Seriously unhappy with them and I’ve not even stayed yet, the first and last time I use these greedy bast$$ds.

I wanted to book a meeting room with them based on a co-worker’s recent candid memories with Premier Inn. Tried to use their website: no result in all of Edinburgh for 12 people (max capacity was 10). Tried to call: no alternative number for the 0871 central line (isn’t that illegal in the first place?), but managed to dig up (out of curiosity) a local number from a 3rd party website. Called them, waited long, got switched to someone else, then being told that there are no room but there may be in one of the hotels, but they can’t see because it is managed locally (?!?!), and I need to call that hotel directly, here is a(nother) 0871 number for me…that is when I gave up, and spent 500 quid somewhere else (no premium rates, no contradicting information).

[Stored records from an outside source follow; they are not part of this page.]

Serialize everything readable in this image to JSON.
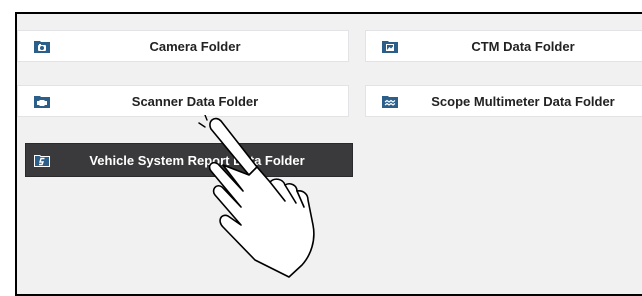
{
  "folders": [
    {
      "label": "Camera Folder",
      "icon": "camera-folder-icon"
    },
    {
      "label": "CTM Data Folder",
      "icon": "image-folder-icon"
    },
    {
      "label": "Scanner Data Folder",
      "icon": "scanner-folder-icon"
    },
    {
      "label": "Scope Multimeter Data Folder",
      "icon": "waveform-folder-icon"
    },
    {
      "label": "Vehicle System Report Data Folder",
      "icon": "report-folder-icon",
      "selected": true
    }
  ],
  "pointer": {
    "icon": "tap-hand-icon"
  },
  "colors": {
    "background": "#f1f1f2",
    "button": "#ffffff",
    "selected_button": "#3a3a3c",
    "icon_blue": "#2b5f8a"
  }
}
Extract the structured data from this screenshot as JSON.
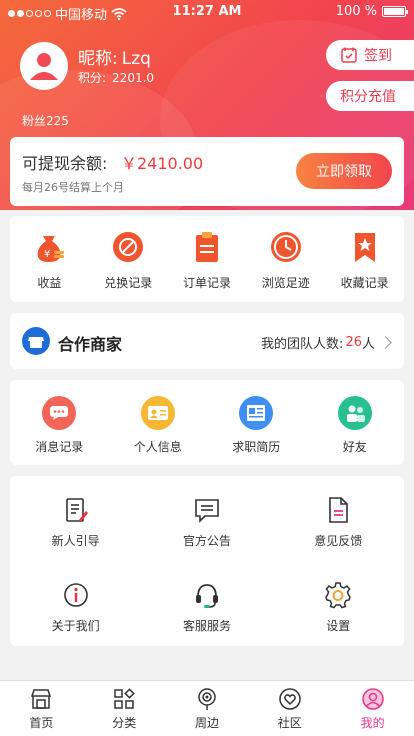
{
  "status_bar": {
    "carrier": "中国移动",
    "time": "11:27 AM",
    "battery": "100 %"
  },
  "profile": {
    "nickname_label": "昵称:",
    "nickname": "Lzq",
    "points_label": "积分:",
    "points": "2201.0",
    "fans": "粉丝225"
  },
  "actions": {
    "checkin": "签到",
    "recharge": "积分充值"
  },
  "balance": {
    "label": "可提现余额:",
    "value": "￥2410.00",
    "note": "每月26号结算上个月",
    "claim_button": "立即领取"
  },
  "quick_menu": [
    {
      "label": "收益",
      "icon": "money-bag-icon"
    },
    {
      "label": "兑换记录",
      "icon": "exchange-icon"
    },
    {
      "label": "订单记录",
      "icon": "clipboard-icon"
    },
    {
      "label": "浏览足迹",
      "icon": "clock-icon"
    },
    {
      "label": "收藏记录",
      "icon": "bookmark-icon"
    }
  ],
  "partner": {
    "title": "合作商家",
    "team_label": "我的团队人数:",
    "team_count": "26",
    "team_unit": "人"
  },
  "services": [
    {
      "label": "消息记录",
      "icon": "message-icon",
      "color": "#f2665a"
    },
    {
      "label": "个人信息",
      "icon": "id-card-icon",
      "color": "#f7b733"
    },
    {
      "label": "求职简历",
      "icon": "resume-icon",
      "color": "#3f8ef2"
    },
    {
      "label": "好友",
      "icon": "friends-icon",
      "color": "#28c08e"
    }
  ],
  "tools": [
    {
      "label": "新人引导",
      "icon": "guide-icon"
    },
    {
      "label": "官方公告",
      "icon": "announcement-icon"
    },
    {
      "label": "意见反馈",
      "icon": "feedback-icon"
    },
    {
      "label": "关于我们",
      "icon": "info-icon"
    },
    {
      "label": "客服服务",
      "icon": "headset-icon"
    },
    {
      "label": "设置",
      "icon": "gear-icon"
    }
  ],
  "tabs": [
    {
      "label": "首页",
      "icon": "shop-icon"
    },
    {
      "label": "分类",
      "icon": "category-icon"
    },
    {
      "label": "周边",
      "icon": "location-icon"
    },
    {
      "label": "社区",
      "icon": "community-icon"
    },
    {
      "label": "我的",
      "icon": "user-icon",
      "active": true
    }
  ],
  "colors": {
    "accent": "#ee3c4f",
    "gradient_start": "#f46a3b",
    "gradient_end": "#e73a7a",
    "active_tab": "#e6388a"
  }
}
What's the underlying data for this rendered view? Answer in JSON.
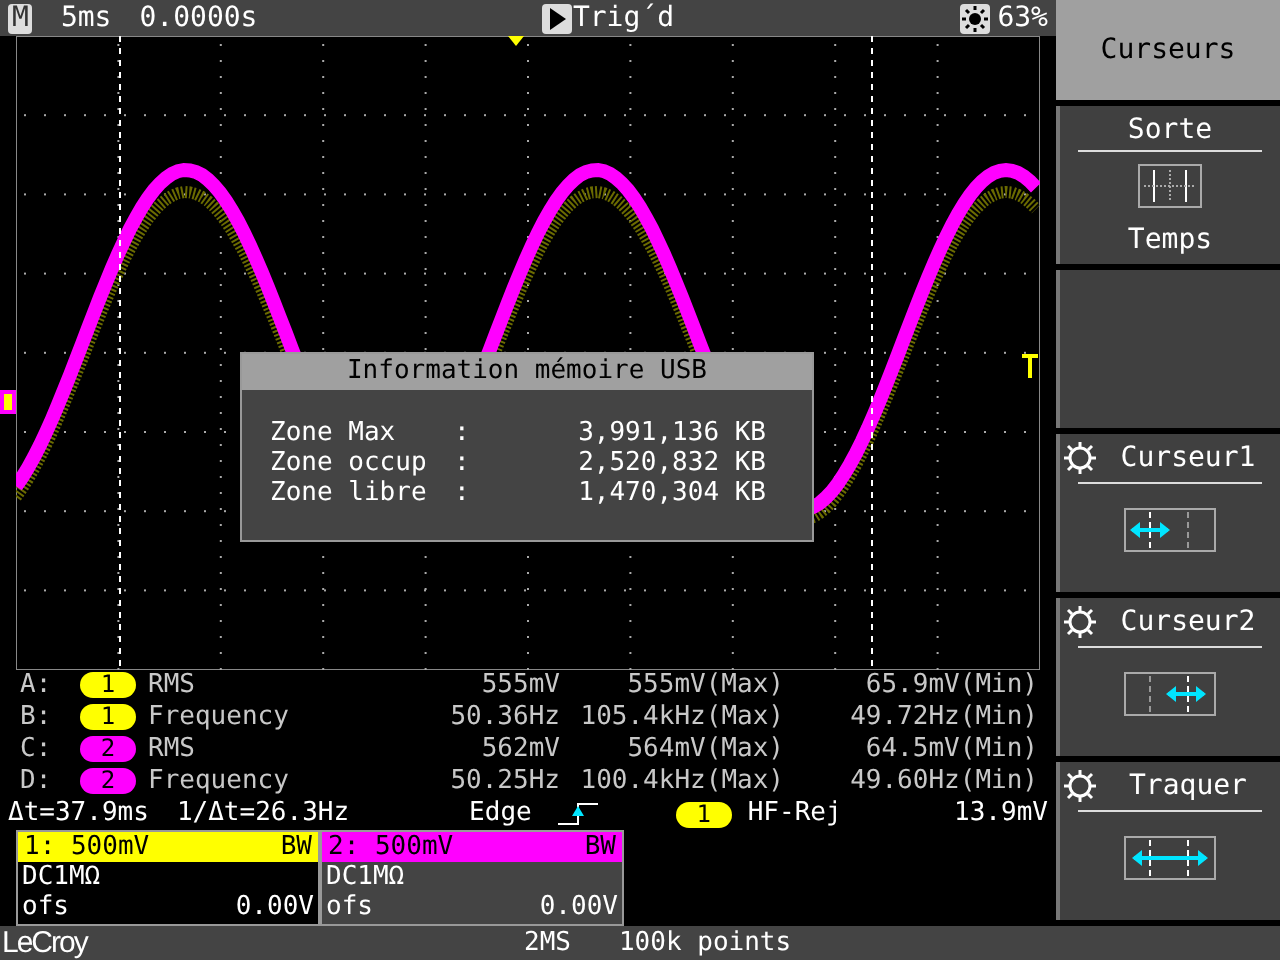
{
  "top_bar": {
    "mode": "M",
    "timebase": "5ms",
    "delay": "0.0000s",
    "trigger_state": "Trig´d",
    "brightness": "63%"
  },
  "dialog": {
    "title": "Information mémoire USB",
    "rows": [
      {
        "label": "Zone Max",
        "colon": ":",
        "value": "3,991,136 KB"
      },
      {
        "label": "Zone occup",
        "colon": ":",
        "value": "2,520,832 KB"
      },
      {
        "label": "Zone libre",
        "colon": ":",
        "value": "1,470,304 KB"
      }
    ]
  },
  "measurements": [
    {
      "slot": "A:",
      "channel": "1",
      "color": "#ffff00",
      "parameter": "RMS",
      "value": "555mV",
      "max": "555mV(Max)",
      "min": "65.9mV(Min)"
    },
    {
      "slot": "B:",
      "channel": "1",
      "color": "#ffff00",
      "parameter": "Frequency",
      "value": "50.36Hz",
      "max": "105.4kHz(Max)",
      "min": "49.72Hz(Min)"
    },
    {
      "slot": "C:",
      "channel": "2",
      "color": "#ff00ff",
      "parameter": "RMS",
      "value": "562mV",
      "max": "564mV(Max)",
      "min": "64.5mV(Min)"
    },
    {
      "slot": "D:",
      "channel": "2",
      "color": "#ff00ff",
      "parameter": "Frequency",
      "value": "50.25Hz",
      "max": "100.4kHz(Max)",
      "min": "49.60Hz(Min)"
    }
  ],
  "cursor_readout": {
    "delta_t": "Δt=37.9ms",
    "inverse_delta_t": "1/Δt=26.3Hz"
  },
  "trigger": {
    "type": "Edge",
    "channel": "1",
    "color": "#ffff00",
    "coupling": "HF-Rej",
    "threshold": "13.9mV"
  },
  "channels": [
    {
      "scale": "1: 500mV",
      "bandwidth": "BW",
      "color": "#ffff00",
      "coupling": "DC1MΩ",
      "offset_label": "ofs",
      "offset": "0.00V",
      "selected": true
    },
    {
      "scale": "2: 500mV",
      "bandwidth": "BW",
      "color": "#ff00ff",
      "coupling": "DC1MΩ",
      "offset_label": "ofs",
      "offset": "0.00V",
      "selected": false
    }
  ],
  "bottom_bar": {
    "logo": "LeCroy",
    "sample_rate": "2MS",
    "record_length": "100k points"
  },
  "menu": {
    "title": "Curseurs",
    "items": [
      {
        "kind": "option",
        "label": "Sorte",
        "value": "Temps"
      },
      {
        "kind": "blank"
      },
      {
        "kind": "leftcursor",
        "label": "Curseur1"
      },
      {
        "kind": "rightcursor",
        "label": "Curseur2"
      },
      {
        "kind": "bothcursors",
        "label": "Traquer"
      }
    ]
  }
}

Premier Inn: congratulations to you! For the a potential small gain from a premium rate call, you just have thrown out the window 500 pounds of real revenue (plus potential future business, because I’m sure you understand I don’t consider you first the next time I need a meeting or hotel room). Very good business model!!

I have just been told I have to pay 13p per minute and after listening to some music for 2 minutes was informed that the staff in Canterbury were too busy right now and I should call back later or visit the website……..
Travelodge for me then!
Thanks Travellodge

Premier Inn Twigworth hotel, as listed in the webpage below, list a 0871 number. Pressing the “Contact us” at the bottom of the page, eventually displays a 033 number.


The non-chargable number is 01452 228493, as found on http://www.saynoto0870.com/numbersearch.php and verified by me.

This comment was removed at the request of the user

kjomie says:
14 July 2017

Premier Inn has reverted to using costly 0871 number for contact, no alternative available.

Premier inn is still publicising the 0871 on their website ; http://www.premierinn.com/gb/en/hotels/england/county-durham/durham/durham-city-centre.html

Saynoto0870 shows the non 0871 number as 0191 374 4400 & I can confirm that’s correct.

Andy Wells says:
18 September 2017

September 2017 – still advertising 0871 numbers, I have just spent a total of 35 minutes waiting to query a bill with them, at 13p a minute plus phone charges; it’s disgraceful. Email states they will get back to me in 14 days. Very poor service. Ironically I’m phoning them to try and pay, as they neglected to take a payment when we booked in, or out – I’ll e-mail them and see how long it takes to get back to me!